The Brewer Gold Company mined over 12,000,000 tons of ore and waste rock from the Brewer from 1987 until 1995, when mining operations ceased. From 1995 until 1999, Brewer Gold Company performed reclamation activities under the direction of SC DHEC (the "Department"). They were unsuccessful in achieving the goal of a fully-reclaimed, clean site, and ultimately informed Department that it intended to abandon the site. The Department obtained a court-issued injunction to stop Brewer Gold Company from abandoning the site, but Brewer Gold Company proceeded with abandonment of the property and associated wastewater treatment operations as it had intended. Since such time, Brewer Gold Company has not maintained any presence at or responsibility for the property, or shown any willingness to participate in or contribute to responsive actions at the property. Brewer Gold Company's corporate existence in South Carolina ceased on December 31, 2007, due to forfeiture.
Brewer Gold Company utterly failed to comply with its remedial obligations at the site under state and federal environmental laws. Its abandonment of the property endangered downstream surface waters and thereby placed public health and welfare and protection of the environment at risk.
Brewer Gold Company's abandonment of the property left the Department and EPA with no options for addressing water quality threats from the site other than using CERCLA response actions funded by EPA and the Department. However, although the Department and EPA retain access to the property for purposes of constructing, operating, and maintaining the wastewater treatment plant and otherwise carrying out the CERCLA remedy, they did not have the legal authority to manage long-term access to the property for other purposes or to make decisions concerning other uses or final disposition of the property, including exploration and future mining of the Brewer.
In order to address these issues, the Department, with EPA's support, sought appointment of a temporary receiver to manage access to the property for interested third parties. Such a receiver would have the authority to facilitate leasing, sale, or other use or disposition of the abandoned property, including potential renewal of mining exploration and development at the property, and would promote resolution of Department and EPA's action to address continued environmental threats at the site. The Court of Common Pleas for the Fourth Judicial Circuit of South Carolina granted the Department's request and appointed Brewer Gold Receiver, LLC, on February 4, 2019.

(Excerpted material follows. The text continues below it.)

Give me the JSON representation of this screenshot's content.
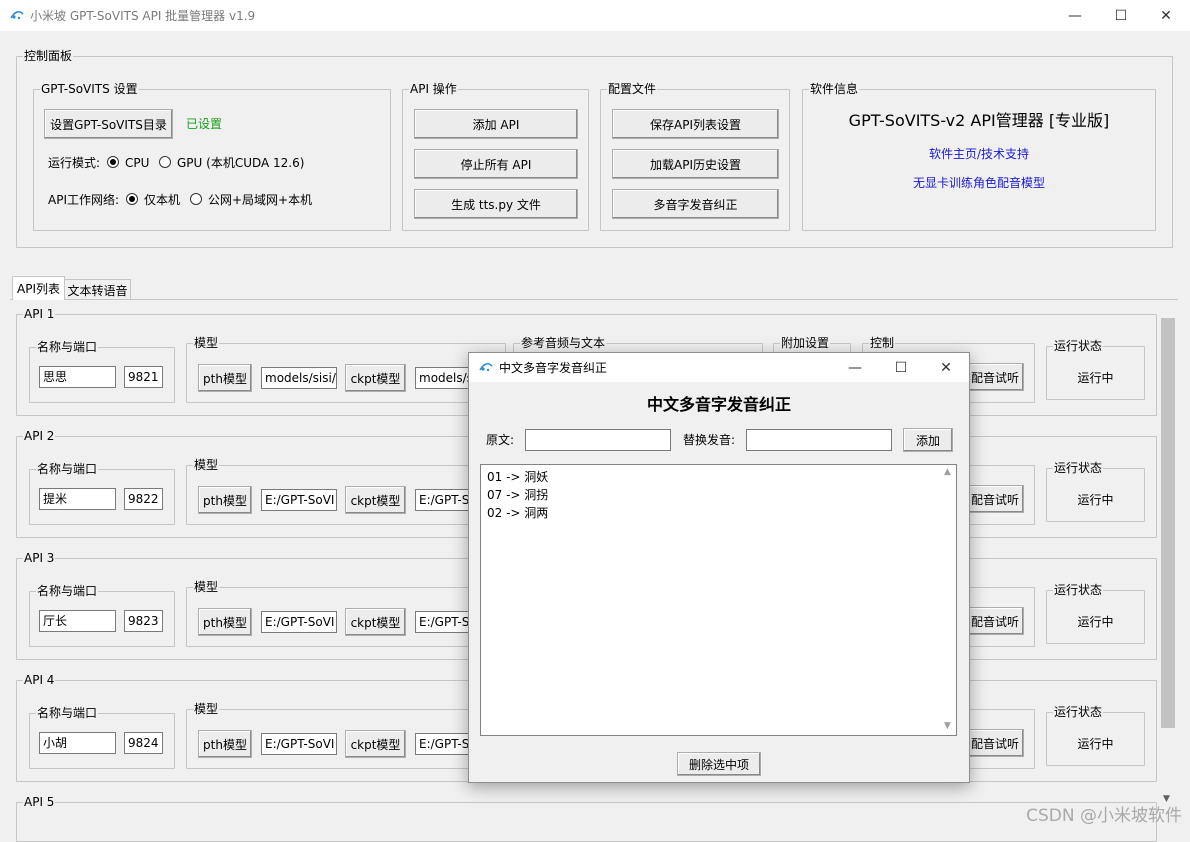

After its appointment, the Receiver immediately set about to conduct a robust search for parties interested in exploring the Site to determine whether there are sufficient mineral resources on site to justify re-opening the mine, while simultaneously addressing the environmental issues present onsite to abate the threat of negative impacts to human health or the environment. After performing a thorough search for interested parties, several parties came to the fore to pursue the possibility of exploration. Together, these parties have exploration activities or active mines in the United States, Canada, Finland, Mongolia, Australia, New Zealand, and South Africa. The level of technical and professional competence exhibited by the interested parties was extremely high, and provided comfort to the Department, EPA, and the Receiver that things would be done correctly this time around.
The Receiver orchestrated site visits for the interested parties to (a) review written materials and maps in the Receiver's possession, (b) review and analyze core samples and assays from prior drilling operations, (c) analyze the existing treatment systems designed to protect human health and the environment from the metal-laden, acidic groundwater present on site, and (d) otherwise allow the parties to become familiar enough with the site to determine how best to structure an offer to explore the property.
In January 2020, the Department, EPA, and the Receiver selected Pancontinental Resources Corporation (“Pancon”), https://panconresources.com/, in partnership with Environmental Risk Transfer, https://www.environmentalrisktransfer.com/, as the successful candidate. Pancon now enjoys an exclusive right to conduct exploration activities on site, and an option to purchase the site should they be successful in their exploration. Pancon has already utilized several types of geophysical investigation techniques (induced polarization/resistivity, calculated vertical gradient (CVG) reduced-to-pole magnetic data, and gravity readings) and has recently begun drilling shallow exploration borings (RAB drilling). All of these activities are being conducted under strict supervision of the Department, EPA, and the Receiver to ensure compliance with all applicable environmental laws and regulations, and have taken place without disturbing implementation of the interim remedy under the Department's and EPA's authority and oversight. This minimizes to the maximum extent possible the threat of negative impacts to human health or the environment and protects the natural resources in the area from harm.
The data gathered from these activities will be used in conjunction with previously gathered data and analysis to determine preferred locations for drilling deep diamond core borings. The diamond core borings will be key to proving the existence of mineral resources on the site. The Receiver and Pancon expect exploration activities to continue at least until March 2022, with the possibility of exploration extending into September 2023.
The former northwest trend pit is currently utilized as part of a temporary water treatment system.